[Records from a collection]

......

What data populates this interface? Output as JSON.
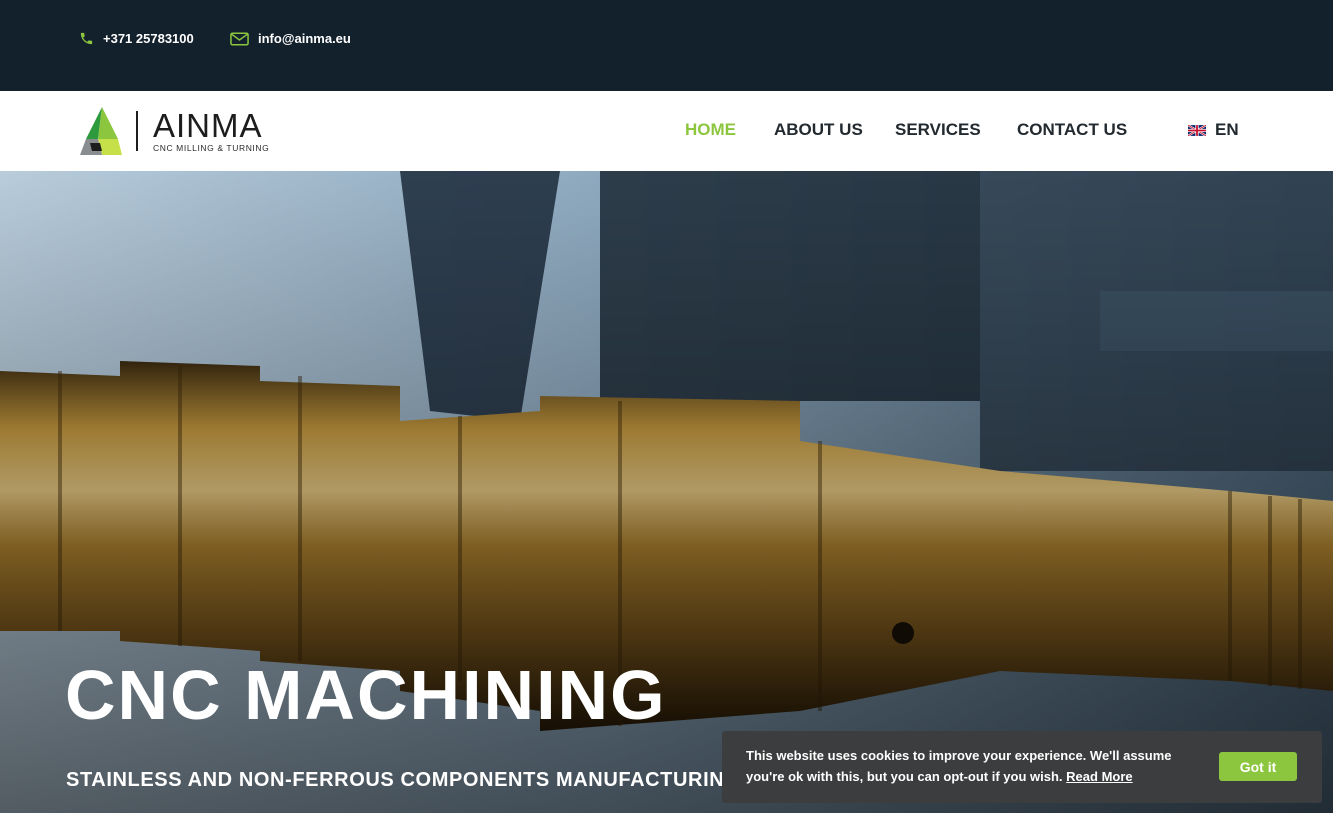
{
  "topbar": {
    "phone": "+371 25783100",
    "email": "info@ainma.eu",
    "phone_icon": "phone-icon",
    "email_icon": "envelope-icon"
  },
  "logo": {
    "name": "AINMA",
    "tagline": "CNC MILLING & TURNING"
  },
  "nav": {
    "items": [
      {
        "label": "HOME",
        "active": true
      },
      {
        "label": "ABOUT US",
        "active": false
      },
      {
        "label": "SERVICES",
        "active": false
      },
      {
        "label": "CONTACT US",
        "active": false
      }
    ],
    "language": "EN",
    "language_icon": "uk-flag-icon"
  },
  "hero": {
    "title": "CNC MACHINING",
    "subtitle": "STAINLESS AND NON-FERROUS COMPONENTS MANUFACTURING"
  },
  "cookie": {
    "text": "This website uses cookies to improve your experience. We'll assume you're ok with this, but you can opt-out if you wish.",
    "link": "Read More",
    "button": "Got it"
  },
  "colors": {
    "accent": "#8cc63f",
    "topbar_bg": "#13212d",
    "nav_text": "#222a30",
    "cookie_bg": "#3b3d3e"
  }
}
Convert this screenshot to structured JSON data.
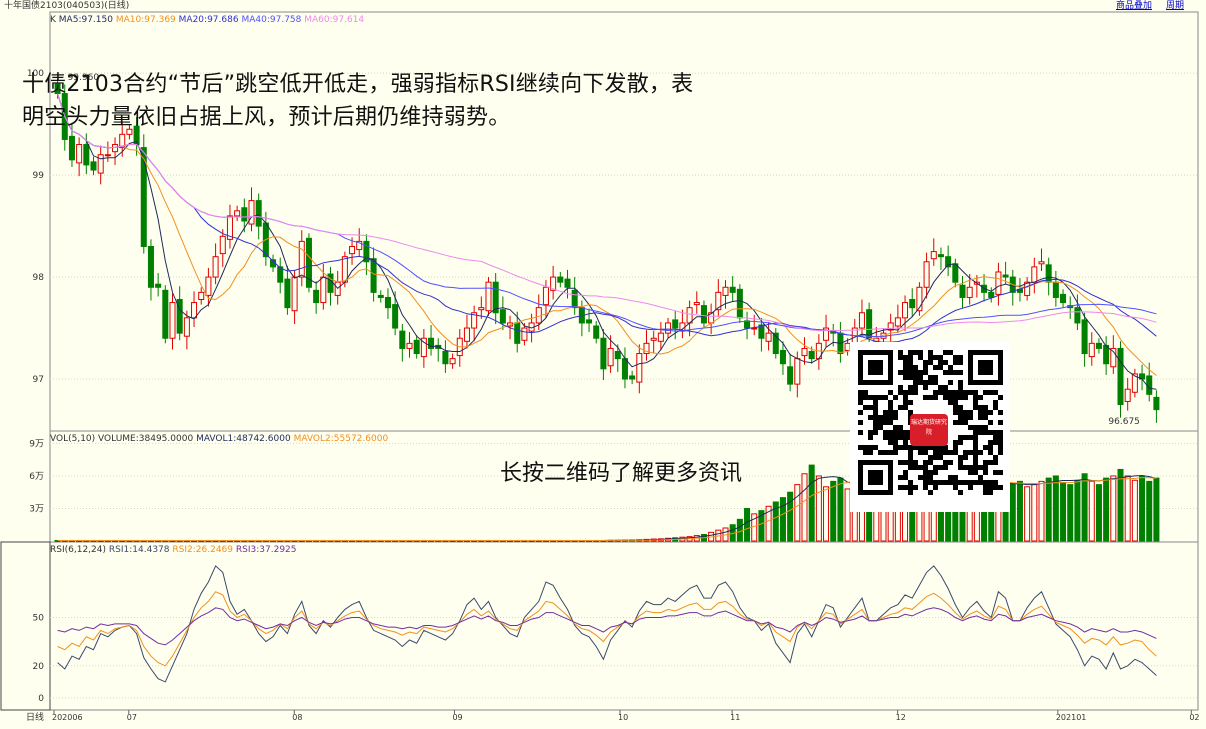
{
  "header": {
    "title": "十年国债2103(040503)(日线)",
    "overlay_link": "商品叠加",
    "period_link": "周期"
  },
  "annotation": {
    "line1": "十债2103合约“节后”跳空低开低走，强弱指标RSI继续向下发散，表",
    "line2": "明空头力量依旧占据上风，预计后期仍维持弱势。",
    "qr_caption": "长按二维码了解更多资讯",
    "qr_badge": "瑞达期货研究院"
  },
  "colors": {
    "background": "#fffff0",
    "up": "#e00000",
    "down": "#008000",
    "ma5": "#1e2a5a",
    "ma10": "#f0901e",
    "ma20": "#3030d0",
    "ma40": "#5050ff",
    "ma60": "#ee88ee",
    "rsi1": "#3a4a6a",
    "rsi2": "#f0901e",
    "rsi3": "#7030a0"
  },
  "chart_data": [
    {
      "type": "candlestick",
      "panel": "price",
      "legend_prefix": "K",
      "legend": [
        {
          "name": "MA5",
          "value": "97.150"
        },
        {
          "name": "MA10",
          "value": "97.369"
        },
        {
          "name": "MA20",
          "value": "97.686"
        },
        {
          "name": "MA40",
          "value": "97.758"
        },
        {
          "name": "MA60",
          "value": "97.614"
        }
      ],
      "y_ticks": [
        "100",
        "99",
        "98",
        "97"
      ],
      "ylim": [
        96.5,
        100.6
      ],
      "high_label": "99.960",
      "last_label": "96.675",
      "x_ticks": [
        "202006",
        "07",
        "08",
        "09",
        "10",
        "11",
        "12",
        "202101",
        "02"
      ],
      "close": [
        99.8,
        99.35,
        99.15,
        99.3,
        99.1,
        99.05,
        99.2,
        99.2,
        99.3,
        99.4,
        99.45,
        99.3,
        98.3,
        97.9,
        97.9,
        97.4,
        97.75,
        97.45,
        97.6,
        97.75,
        97.85,
        98.0,
        98.2,
        98.4,
        98.6,
        98.65,
        98.55,
        98.75,
        98.5,
        98.2,
        98.1,
        97.95,
        97.7,
        98.0,
        98.35,
        97.9,
        97.75,
        98.0,
        97.85,
        97.95,
        98.2,
        98.3,
        98.35,
        98.15,
        97.85,
        97.8,
        97.7,
        97.5,
        97.3,
        97.35,
        97.25,
        97.4,
        97.3,
        97.3,
        97.15,
        97.2,
        97.4,
        97.5,
        97.65,
        97.7,
        97.95,
        97.65,
        97.55,
        97.55,
        97.35,
        97.5,
        97.55,
        97.7,
        97.9,
        98.0,
        97.95,
        97.9,
        97.7,
        97.55,
        97.55,
        97.4,
        97.1,
        97.3,
        97.2,
        97.0,
        97.0,
        97.25,
        97.35,
        97.4,
        97.45,
        97.55,
        97.5,
        97.55,
        97.7,
        97.75,
        97.55,
        97.65,
        97.85,
        97.9,
        97.85,
        97.6,
        97.5,
        97.5,
        97.4,
        97.45,
        97.25,
        97.15,
        96.95,
        97.2,
        97.3,
        97.2,
        97.35,
        97.5,
        97.45,
        97.25,
        97.35,
        97.5,
        97.65,
        97.4,
        97.4,
        97.45,
        97.55,
        97.6,
        97.75,
        97.7,
        97.9,
        98.15,
        98.25,
        98.2,
        98.1,
        97.95,
        97.8,
        97.9,
        97.95,
        97.85,
        97.8,
        98.05,
        98.0,
        97.85,
        97.85,
        97.95,
        98.1,
        98.15,
        97.95,
        97.8,
        97.75,
        97.7,
        97.55,
        97.25,
        97.35,
        97.3,
        97.15,
        97.3,
        96.75,
        96.9,
        97.05,
        97.0,
        96.85,
        96.7
      ]
    },
    {
      "type": "bar",
      "panel": "volume",
      "legend": [
        {
          "name": "VOL(5,10)",
          "value": ""
        },
        {
          "name": "VOLUME",
          "value": "38495.0000"
        },
        {
          "name": "MAVOL1",
          "value": "48742.6000"
        },
        {
          "name": "MAVOL2",
          "value": "55572.6000"
        }
      ],
      "y_ticks": [
        "9万",
        "6万",
        "3万"
      ],
      "ylim": [
        0,
        95000
      ],
      "values": [
        500,
        500,
        500,
        500,
        500,
        500,
        500,
        500,
        500,
        500,
        500,
        500,
        500,
        500,
        500,
        500,
        500,
        500,
        500,
        500,
        500,
        500,
        500,
        500,
        500,
        500,
        500,
        500,
        500,
        500,
        500,
        500,
        500,
        500,
        500,
        500,
        500,
        500,
        500,
        500,
        500,
        500,
        500,
        500,
        500,
        500,
        500,
        500,
        500,
        500,
        500,
        500,
        500,
        500,
        500,
        500,
        500,
        500,
        500,
        500,
        500,
        500,
        500,
        500,
        500,
        500,
        500,
        500,
        500,
        500,
        500,
        500,
        500,
        500,
        500,
        500,
        500,
        600,
        700,
        800,
        1000,
        1200,
        1500,
        1800,
        2000,
        2500,
        3000,
        3500,
        4000,
        5000,
        6000,
        8000,
        10000,
        12000,
        15000,
        20000,
        30000,
        25000,
        28000,
        32000,
        36000,
        40000,
        45000,
        52000,
        62000,
        70000,
        60000,
        50000,
        55000,
        58000,
        48000,
        52000,
        46000,
        50000,
        48000,
        56000,
        52000,
        50000,
        48000,
        46000,
        50000,
        55000,
        52000,
        60000,
        58000,
        54000,
        52000,
        56000,
        53000,
        55000,
        54000,
        52000,
        50000,
        53000,
        55000,
        50000,
        52000,
        55000,
        58000,
        60000,
        54000,
        52000,
        56000,
        62000,
        55000,
        52000,
        58000,
        60000,
        66000,
        60000,
        56000,
        60000,
        55000,
        58000,
        54000,
        50000,
        42000,
        38000,
        38000
      ],
      "ma1": [
        48742.6
      ],
      "ma2": [
        55572.6
      ]
    },
    {
      "type": "line",
      "panel": "rsi",
      "legend": [
        {
          "name": "RSI(6,12,24)",
          "value": ""
        },
        {
          "name": "RSI1",
          "value": "14.4378"
        },
        {
          "name": "RSI2",
          "value": "26.2469"
        },
        {
          "name": "RSI3",
          "value": "37.2925"
        }
      ],
      "y_ticks": [
        "50",
        "20",
        "0"
      ],
      "ylim": [
        0,
        95
      ],
      "series": [
        {
          "name": "RSI1",
          "values": [
            22,
            18,
            26,
            24,
            32,
            30,
            40,
            38,
            42,
            44,
            45,
            40,
            25,
            18,
            12,
            10,
            20,
            30,
            40,
            55,
            65,
            72,
            82,
            78,
            60,
            52,
            55,
            48,
            40,
            35,
            38,
            45,
            40,
            52,
            60,
            45,
            40,
            48,
            44,
            50,
            55,
            58,
            60,
            50,
            42,
            40,
            38,
            36,
            32,
            36,
            34,
            42,
            40,
            38,
            36,
            40,
            48,
            58,
            62,
            55,
            60,
            50,
            45,
            40,
            38,
            50,
            55,
            60,
            72,
            70,
            62,
            55,
            45,
            40,
            38,
            32,
            24,
            36,
            42,
            48,
            44,
            54,
            60,
            58,
            58,
            62,
            60,
            64,
            68,
            70,
            62,
            62,
            70,
            72,
            66,
            56,
            50,
            48,
            42,
            46,
            34,
            28,
            22,
            40,
            46,
            38,
            48,
            58,
            56,
            44,
            50,
            56,
            62,
            48,
            48,
            52,
            56,
            58,
            64,
            62,
            70,
            78,
            82,
            76,
            68,
            58,
            50,
            56,
            60,
            54,
            50,
            66,
            62,
            48,
            48,
            56,
            62,
            66,
            56,
            46,
            42,
            38,
            30,
            20,
            26,
            24,
            18,
            28,
            18,
            20,
            24,
            22,
            18,
            14
          ]
        },
        {
          "name": "RSI2",
          "values": [
            32,
            30,
            34,
            32,
            38,
            36,
            42,
            40,
            43,
            44,
            45,
            42,
            32,
            26,
            22,
            20,
            26,
            34,
            42,
            50,
            56,
            60,
            66,
            64,
            54,
            50,
            52,
            48,
            43,
            40,
            42,
            46,
            43,
            50,
            54,
            46,
            43,
            47,
            45,
            48,
            51,
            53,
            54,
            49,
            45,
            43,
            42,
            41,
            39,
            41,
            40,
            44,
            43,
            42,
            41,
            43,
            47,
            52,
            55,
            51,
            54,
            49,
            46,
            43,
            42,
            48,
            51,
            54,
            60,
            59,
            55,
            51,
            46,
            43,
            42,
            39,
            35,
            41,
            44,
            47,
            46,
            51,
            54,
            53,
            53,
            55,
            54,
            56,
            58,
            59,
            55,
            55,
            59,
            60,
            57,
            52,
            49,
            48,
            45,
            47,
            41,
            38,
            35,
            44,
            47,
            43,
            48,
            53,
            52,
            46,
            49,
            52,
            55,
            48,
            48,
            50,
            52,
            53,
            56,
            55,
            59,
            63,
            65,
            62,
            58,
            53,
            49,
            52,
            54,
            51,
            49,
            57,
            55,
            48,
            48,
            52,
            55,
            57,
            52,
            47,
            45,
            43,
            39,
            34,
            37,
            36,
            33,
            38,
            33,
            34,
            36,
            35,
            30,
            26
          ]
        },
        {
          "name": "RSI3",
          "values": [
            42,
            41,
            43,
            42,
            44,
            43,
            46,
            45,
            46,
            46,
            46,
            45,
            40,
            37,
            34,
            33,
            36,
            40,
            44,
            48,
            51,
            53,
            56,
            55,
            50,
            48,
            49,
            47,
            45,
            43,
            44,
            46,
            45,
            48,
            50,
            47,
            45,
            47,
            46,
            47,
            49,
            50,
            50,
            48,
            46,
            45,
            44,
            44,
            43,
            44,
            43,
            45,
            45,
            44,
            44,
            45,
            47,
            49,
            51,
            49,
            51,
            48,
            47,
            45,
            45,
            47,
            49,
            50,
            53,
            53,
            51,
            49,
            47,
            45,
            45,
            43,
            41,
            44,
            45,
            47,
            46,
            49,
            50,
            50,
            50,
            51,
            51,
            52,
            53,
            53,
            51,
            51,
            53,
            54,
            52,
            50,
            48,
            48,
            46,
            47,
            44,
            43,
            41,
            45,
            47,
            45,
            47,
            50,
            49,
            47,
            48,
            49,
            51,
            48,
            48,
            49,
            50,
            50,
            52,
            51,
            53,
            55,
            56,
            55,
            53,
            50,
            48,
            50,
            51,
            49,
            48,
            52,
            51,
            48,
            48,
            50,
            51,
            52,
            50,
            48,
            47,
            46,
            44,
            41,
            43,
            42,
            41,
            43,
            41,
            41,
            42,
            41,
            39,
            37
          ]
        }
      ]
    }
  ]
}
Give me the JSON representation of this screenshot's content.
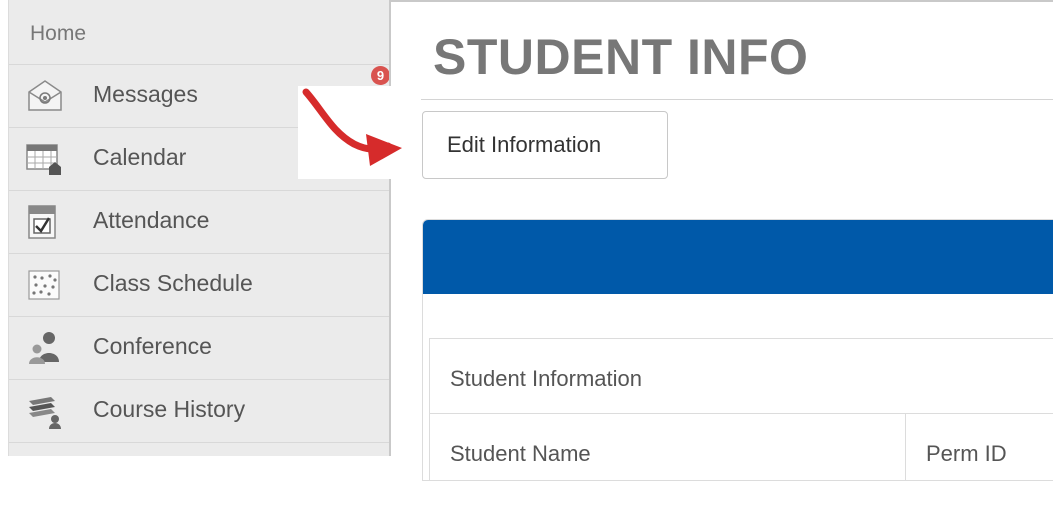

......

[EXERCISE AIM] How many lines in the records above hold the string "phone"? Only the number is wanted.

[SOLUTION] 2